Turn Two: 1993
One of the key differences between the three factions is their force composition and reinforcements. After first turn set up is complete, the Serbs have 35 Brigades, rated at 4-6-4 (Attack-Loss Factor-Movement). The Bosniaks have 22 Brigades, rated at 3-6-2. And the Croats have 12 Brigades, rated at 3-6-4. The Serbs have a lot of momentum, but they’ve also deployed their entire force–barring the deployment of units, the Serbs will not receive any reinforcements. The Bosniaks will gain 12 more 3-6-2 Brigades, 6 on each of turns 2 and 3. The Croats get 5 more 3-6-4s, 3 on turn 2 and 2 on turn 3.
Reinforcements must be placed in key spaces (names in red capitals on the map) or adjacent to key spaces, which must be friendly controlled, supplied, and within stacking limits (no more than 3 units per hex).
On turn 2, the Croats deploy reinforcements first. Before worrying about my 3 domestic Brigades, I need to decide whether to maintain the foreign units I’ve mobilized in the North. Maintaining a foreign force in the conflict generates opposition from the United States and Europe, resulting in a -1 move on the Foreign Attitude track, which would put me into sanctions territory. I have one Croatian Army unit (HV) in the North, and it is would need to attack across a river into, at a minimum, a full strength Serb unit to make it in to Bosnia, which is an extremely unlikely result. Instead, I choose to withdraw the unit–I may deploy it in a future turn where it can do more good.
The Serbs are concentrated in the Eastern half of Bosnia, which contains only one of my key regions. My forces are strong in the West, and it makes the most sense to me to bolster that strength. I deploy one unit in Jajce and two in Livno. (Those are the units with the red flags in them below:
Bruce’s Bosniaks deploy one unit to each of the three Bosniak controlled space in Sarajevo (at most one per space, since Sarajevo is an enclave, surrounded by Serb units). Bruce deploys the remaining three units in Jablanica and Istocni Mostar, key spaces in the South, near stacks of both Croat and Serb units. Again, his units are flagged red in the images below.
Action Round One
The Serbs begin by launching a major strategic redeployment of their forces in Bosnia. Ordinarily the Serbs would not be allowed to do a strategic redeployment due to western sanctions, but the event allows them to circumvent the rules, presumably thanks to resources stockpiled before the imposition of sanctions.

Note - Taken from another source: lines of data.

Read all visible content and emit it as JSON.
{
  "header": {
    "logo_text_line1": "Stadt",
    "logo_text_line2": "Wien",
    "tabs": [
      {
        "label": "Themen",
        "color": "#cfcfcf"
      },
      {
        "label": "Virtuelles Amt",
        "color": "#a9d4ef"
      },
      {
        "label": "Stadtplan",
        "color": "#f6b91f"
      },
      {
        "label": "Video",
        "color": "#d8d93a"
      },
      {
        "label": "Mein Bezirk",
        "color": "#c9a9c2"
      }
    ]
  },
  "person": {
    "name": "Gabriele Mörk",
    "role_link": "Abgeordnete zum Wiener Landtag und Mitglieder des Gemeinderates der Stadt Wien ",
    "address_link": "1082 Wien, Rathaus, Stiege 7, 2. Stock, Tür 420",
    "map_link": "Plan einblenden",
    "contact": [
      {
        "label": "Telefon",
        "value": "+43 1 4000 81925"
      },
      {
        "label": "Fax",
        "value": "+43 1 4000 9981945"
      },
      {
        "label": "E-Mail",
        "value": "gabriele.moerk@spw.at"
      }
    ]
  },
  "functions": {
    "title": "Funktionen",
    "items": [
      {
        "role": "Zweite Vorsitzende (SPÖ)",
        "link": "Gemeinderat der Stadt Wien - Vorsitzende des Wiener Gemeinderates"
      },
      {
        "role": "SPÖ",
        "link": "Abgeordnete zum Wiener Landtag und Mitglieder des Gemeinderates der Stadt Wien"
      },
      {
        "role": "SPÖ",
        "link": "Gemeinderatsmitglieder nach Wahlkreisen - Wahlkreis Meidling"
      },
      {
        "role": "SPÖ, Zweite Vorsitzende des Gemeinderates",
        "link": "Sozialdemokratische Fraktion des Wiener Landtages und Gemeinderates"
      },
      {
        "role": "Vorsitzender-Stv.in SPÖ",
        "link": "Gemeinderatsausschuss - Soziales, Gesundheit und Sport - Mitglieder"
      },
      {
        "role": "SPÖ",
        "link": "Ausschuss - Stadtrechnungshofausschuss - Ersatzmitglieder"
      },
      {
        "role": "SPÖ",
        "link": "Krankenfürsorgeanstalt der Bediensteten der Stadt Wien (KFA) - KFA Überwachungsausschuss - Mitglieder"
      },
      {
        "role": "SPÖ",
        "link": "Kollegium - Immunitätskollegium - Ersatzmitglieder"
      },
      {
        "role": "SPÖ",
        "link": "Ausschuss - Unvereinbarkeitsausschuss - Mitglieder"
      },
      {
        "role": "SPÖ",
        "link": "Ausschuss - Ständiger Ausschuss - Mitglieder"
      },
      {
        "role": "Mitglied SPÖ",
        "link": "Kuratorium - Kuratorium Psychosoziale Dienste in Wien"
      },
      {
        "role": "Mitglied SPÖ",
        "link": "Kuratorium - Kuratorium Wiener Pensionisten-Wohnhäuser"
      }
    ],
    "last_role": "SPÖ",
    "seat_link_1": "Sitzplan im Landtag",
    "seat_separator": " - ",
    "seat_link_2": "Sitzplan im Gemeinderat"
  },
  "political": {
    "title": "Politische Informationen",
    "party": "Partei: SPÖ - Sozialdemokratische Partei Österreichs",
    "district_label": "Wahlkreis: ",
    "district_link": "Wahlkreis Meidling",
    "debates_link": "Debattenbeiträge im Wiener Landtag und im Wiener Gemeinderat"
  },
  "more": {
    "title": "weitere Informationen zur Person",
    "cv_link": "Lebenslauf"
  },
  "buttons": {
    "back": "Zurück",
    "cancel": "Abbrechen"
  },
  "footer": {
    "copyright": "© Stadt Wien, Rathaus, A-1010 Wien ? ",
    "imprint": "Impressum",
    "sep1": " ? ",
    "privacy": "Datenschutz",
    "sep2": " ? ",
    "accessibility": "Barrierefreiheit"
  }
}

The Serbs can redeploy 6 brigades, moving them through an unlimited number of friendly spaces (and potentially through Yugoslavia (YUG) or Krajina (KRA)). Recognizing that the withdrawal of Croatian Army units freed up his units in the North, Pat moved four brigades west, providing a defense of the key space of Banja Luka and creating a perimeter around the key space of Prnjavor.
Pat also moved two brigades towards the besieged Bosniak key space of Gorazde in the east.
The Croatians move to surround a brigade of Serbs holed up in the mountain fastness of Glamoc, and pull units from further east to cover their flank.
The Bosniaks launch a limited offensive in Sarajevo, in an attempt to liberate the city.
Bosniak forces launched a three pronged attack on Grbavica, a quarter of Sarajevo which had been occupied without a shot by Serbian reservists in 1992. A group of radical Serb nationalist volunteers, allegedly led by Zeljko “Arkan” Raznjatovic and Vojislav Seselj (who served as Deputy Prime Minister of Serbia from 1998-2000), later joined the reservists. Arkan and Seselj’s forces massacred Croat and Bosniak residents of Grbavica. Arkan, who later led the Serbian football club FK Obilic, was assassinated in 2000, which likely saved him from convicted by the International Criminal Tribunal for the Former Yugoslavia (ICTY) for his role the war. Seselj was was initially acquitted by the ICTY in 2016, but was convicted of crimes against humanity by the Appeals Chamber of MICT (the successor to the ICTY) in 2018.
The fighting is inconclusive. The Serbian brigade occupying Grbavica is reduced, but not eliminated. Bosniak losses are negligible. The civilian population, as ever, suffers the brunt of the harm.
Grbavica in 1996, 4 months after signing of the Dayton Accords